As you enjoy the warm summer weather, take some simple steps to protect yourself from heat-related illness, sunburn and other common health issues of the season. Staying well-hydrated is key to avoiding potentially dangerous problems that come from becoming overheated, says Jeffrey Rabrich, DO, Medical Director of Emergency Medicine at Montefiore Nyack Hospital. “It’s important to stop heat-related illness before it progresses to heat stroke, which can be life-threatening,” he says.
Heat-related illness is most dangerous for very young children and older adults. Even young and healthy people can be affected if they participate in strenuous physical activity in the heat. “With heat-related illness, the thing to watch out for is the heat index, which measures the combination of heat and humidity,” Dr. Rabrich says. “The higher the heat index, the hotter the weather feels, since sweat doesn’t quickly evaporate and cool the skin when it’s humid.”
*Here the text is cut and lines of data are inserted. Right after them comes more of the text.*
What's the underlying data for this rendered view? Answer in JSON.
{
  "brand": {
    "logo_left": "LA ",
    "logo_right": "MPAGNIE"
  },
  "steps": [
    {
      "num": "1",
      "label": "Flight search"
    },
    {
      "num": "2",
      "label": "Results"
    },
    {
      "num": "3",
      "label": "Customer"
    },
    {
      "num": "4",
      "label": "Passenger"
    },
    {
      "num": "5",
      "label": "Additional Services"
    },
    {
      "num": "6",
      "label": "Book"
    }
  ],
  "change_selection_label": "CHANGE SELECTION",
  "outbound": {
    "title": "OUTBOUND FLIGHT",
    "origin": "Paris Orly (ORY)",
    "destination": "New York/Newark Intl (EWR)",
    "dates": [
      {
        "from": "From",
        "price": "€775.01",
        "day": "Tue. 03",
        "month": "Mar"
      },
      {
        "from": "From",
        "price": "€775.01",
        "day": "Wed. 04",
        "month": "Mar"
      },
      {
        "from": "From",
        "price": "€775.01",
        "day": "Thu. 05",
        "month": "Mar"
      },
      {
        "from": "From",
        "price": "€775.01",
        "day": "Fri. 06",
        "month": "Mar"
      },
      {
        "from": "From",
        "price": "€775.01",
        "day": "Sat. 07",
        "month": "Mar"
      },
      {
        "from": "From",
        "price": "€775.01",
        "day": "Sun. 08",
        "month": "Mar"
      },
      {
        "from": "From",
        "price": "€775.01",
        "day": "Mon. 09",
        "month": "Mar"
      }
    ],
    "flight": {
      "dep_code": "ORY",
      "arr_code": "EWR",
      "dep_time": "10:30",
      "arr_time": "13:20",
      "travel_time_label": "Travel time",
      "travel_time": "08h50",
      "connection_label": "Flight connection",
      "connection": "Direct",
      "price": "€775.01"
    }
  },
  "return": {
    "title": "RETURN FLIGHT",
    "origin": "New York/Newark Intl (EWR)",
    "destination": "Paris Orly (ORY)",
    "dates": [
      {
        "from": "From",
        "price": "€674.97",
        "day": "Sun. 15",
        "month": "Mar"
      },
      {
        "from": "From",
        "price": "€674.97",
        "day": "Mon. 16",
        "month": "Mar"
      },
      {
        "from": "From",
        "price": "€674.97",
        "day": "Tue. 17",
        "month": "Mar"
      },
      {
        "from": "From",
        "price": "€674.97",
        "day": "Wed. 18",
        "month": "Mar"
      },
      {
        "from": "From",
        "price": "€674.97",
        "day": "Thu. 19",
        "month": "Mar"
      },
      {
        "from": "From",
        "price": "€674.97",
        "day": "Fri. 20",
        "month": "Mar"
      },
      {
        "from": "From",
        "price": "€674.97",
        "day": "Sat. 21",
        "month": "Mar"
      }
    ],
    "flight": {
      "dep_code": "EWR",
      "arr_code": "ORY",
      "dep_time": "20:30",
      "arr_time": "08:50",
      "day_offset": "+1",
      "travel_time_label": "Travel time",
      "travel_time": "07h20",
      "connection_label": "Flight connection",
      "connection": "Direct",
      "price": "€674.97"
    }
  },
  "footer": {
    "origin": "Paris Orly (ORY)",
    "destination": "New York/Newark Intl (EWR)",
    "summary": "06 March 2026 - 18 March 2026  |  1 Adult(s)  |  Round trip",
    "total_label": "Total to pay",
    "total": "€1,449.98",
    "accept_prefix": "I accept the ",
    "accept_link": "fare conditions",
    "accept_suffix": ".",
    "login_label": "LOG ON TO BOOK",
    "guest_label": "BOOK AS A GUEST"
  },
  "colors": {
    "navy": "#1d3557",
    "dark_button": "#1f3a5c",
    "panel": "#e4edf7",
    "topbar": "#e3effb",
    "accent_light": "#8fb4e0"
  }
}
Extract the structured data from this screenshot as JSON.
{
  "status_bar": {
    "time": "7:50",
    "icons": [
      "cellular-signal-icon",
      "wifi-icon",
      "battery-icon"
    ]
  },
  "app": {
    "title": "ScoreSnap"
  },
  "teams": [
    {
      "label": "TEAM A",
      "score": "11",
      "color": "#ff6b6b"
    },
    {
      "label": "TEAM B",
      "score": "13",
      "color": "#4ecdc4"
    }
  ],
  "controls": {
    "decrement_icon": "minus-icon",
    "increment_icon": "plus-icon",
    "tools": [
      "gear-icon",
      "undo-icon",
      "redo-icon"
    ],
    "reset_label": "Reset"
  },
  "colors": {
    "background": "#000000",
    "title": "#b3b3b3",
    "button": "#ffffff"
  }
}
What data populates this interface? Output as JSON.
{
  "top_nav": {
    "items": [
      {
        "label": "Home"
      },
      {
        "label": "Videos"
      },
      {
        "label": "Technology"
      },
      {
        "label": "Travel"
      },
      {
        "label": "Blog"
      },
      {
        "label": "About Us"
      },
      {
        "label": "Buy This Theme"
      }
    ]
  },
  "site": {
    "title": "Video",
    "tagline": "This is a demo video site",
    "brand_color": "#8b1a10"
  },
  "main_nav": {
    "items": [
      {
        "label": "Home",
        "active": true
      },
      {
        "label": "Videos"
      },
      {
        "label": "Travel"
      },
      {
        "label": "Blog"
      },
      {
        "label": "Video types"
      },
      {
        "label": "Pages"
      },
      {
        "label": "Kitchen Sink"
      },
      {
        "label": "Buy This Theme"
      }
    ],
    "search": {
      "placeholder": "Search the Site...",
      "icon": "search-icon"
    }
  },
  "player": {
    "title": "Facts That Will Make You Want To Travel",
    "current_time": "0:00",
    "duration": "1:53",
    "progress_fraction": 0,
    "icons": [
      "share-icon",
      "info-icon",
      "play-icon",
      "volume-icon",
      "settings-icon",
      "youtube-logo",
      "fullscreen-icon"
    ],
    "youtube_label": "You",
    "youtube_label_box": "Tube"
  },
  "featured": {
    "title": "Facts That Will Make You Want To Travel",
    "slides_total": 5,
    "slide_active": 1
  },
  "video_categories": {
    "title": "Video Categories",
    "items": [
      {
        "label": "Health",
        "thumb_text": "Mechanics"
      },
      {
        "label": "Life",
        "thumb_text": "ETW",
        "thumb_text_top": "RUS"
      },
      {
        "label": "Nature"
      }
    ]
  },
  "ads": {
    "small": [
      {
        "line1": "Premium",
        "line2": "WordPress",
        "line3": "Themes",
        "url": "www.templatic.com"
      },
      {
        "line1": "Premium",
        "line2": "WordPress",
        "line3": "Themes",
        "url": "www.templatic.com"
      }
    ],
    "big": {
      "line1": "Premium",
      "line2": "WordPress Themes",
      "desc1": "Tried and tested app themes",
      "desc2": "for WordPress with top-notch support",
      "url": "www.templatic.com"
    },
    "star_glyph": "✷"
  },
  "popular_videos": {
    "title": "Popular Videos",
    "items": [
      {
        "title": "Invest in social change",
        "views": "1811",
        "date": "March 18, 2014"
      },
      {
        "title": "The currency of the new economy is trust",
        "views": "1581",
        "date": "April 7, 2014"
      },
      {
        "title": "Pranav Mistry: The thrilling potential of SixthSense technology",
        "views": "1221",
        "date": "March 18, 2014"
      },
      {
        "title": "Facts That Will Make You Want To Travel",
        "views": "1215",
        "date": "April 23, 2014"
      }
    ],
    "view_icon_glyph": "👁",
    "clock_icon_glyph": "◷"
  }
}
Heat-related illness can start with heat exhaustion, which can cause muscle cramps, feeling lightheaded, nauseous, headaches, and a general sense of fatigue. “If you feel any of these signs, go inside to an air-conditioned environment if you can, or at least get out of the sun into the shade,” Dr. Rabrich says.
Drink Plenty of Water
Drinking plenty of fluids will help you stay hydrated in the heat, and ward off heat-related illness. Water is the best beverage for hot weather—it’s not necessary to consume sports drinks, he says. When it’s hot outside, don’t wait until you’re thirsty to drink, Dr. Rabrich advises. Avoid alcoholic drinks in the heat – they can cause you to lose more fluid, and can impair your judgment about how hot or thirsty you are.
The best way to monitor if you’re hydrated enough is to monitor the color of your urine. “The lighter it is, the more hydrated you are,” Dr. Rabrich says. “If your urine is dark yellow, it means you need to be drinking more water. It should be almost clear.”
Other ways to prevent heat-related illness include wearing loose, light-colored, lightweight clothing and a hat; and avoiding the outdoors during the hottest part of the day, from 11 a.m. to 3 p.m.
Young children have a low tolerance for spending time in the heat, Dr. Rabrich notes. “They may not be able to tell you they’re thirsty and need to drink, so make sure they are getting plenty of water and are wearing light-colored, loose-fitting clothing, and don’t let them stay in the sun for long periods.” To avoid burns, keep kids away from metal playground equipment that’s been baking in the sun, he adds.
The most severe form of heat-related illness is heat stroke, when body temperature becomes dangerously high. A person’s skin may become very hot and dry. This is a medical emergency, Dr. Rabrich says. A person must be cooled immediately or they can suffer brain or organ damage. If you are caring for someone with a heat-related illness, seek immediate medical attention if symptoms don’t improve or if the person still has a temperature of 102 after 30 minutes of treatment; the person goes into shock, faints or has seizures; or stops breathing.
In addition to causing heat-related illness, spending too much time in the sun can lead to a sunburn. This can damage the skin and increase the risk of skin cancer. To protect your skin from the sun, stay in the shade as much as possible, especially during midday hours. Wear a hat with a wide brim to shade your face, head, ears and neck, and wraparound sunglasses.
The American Academy of Dermatology recommends choosing a sunscreen that is labeled “broad spectrum,” meaning that it can protect your skin from both types of harmful ultraviolet rays – UVA and UVB. Select a sunscreen with an SPF rating of 30 or higher. Water-resistant sunscreen will stay on wet or sweaty skin longer—but you still need to reapply at least every two hours, and each time you get out of the water or perspire heavily.
Other Common Summer Health Issues
Lyme Disease. Tick-borne illnesses including Lyme disease are on the rise. When hiking, stay on the trails, Dr. Rabrich says. “Be covered as much as possible, with long pants, and use tick repellent,” he says. “When you’re done with your outdoor activity, check yourself for ticks, or have someone else do it.” Because a tick must be embedded in the skin for at least 24 hours to transmit a tick-borne illness, if you remove it before then, you’re not at risk, he says. Also check your pets who have been outside.
Food Poisoning. Food left outside can go bad quickly, especially if it contains mayonnaise, such as potato or macaroni salad. Warmer temperatures cause foodborne bacteria to grow. Don’t eat food that’s been left out for several hours, Dr. Rabrich cautions.
Sprains and Strains. People who have been inactive during the cooler weather may overdo it once they start summer exercise, such as basketball or tennis. “My advice is if you’ve been inactive, increase your activity gradually,” Dr. Rabrich says. “Your muscles and joints will thank you.”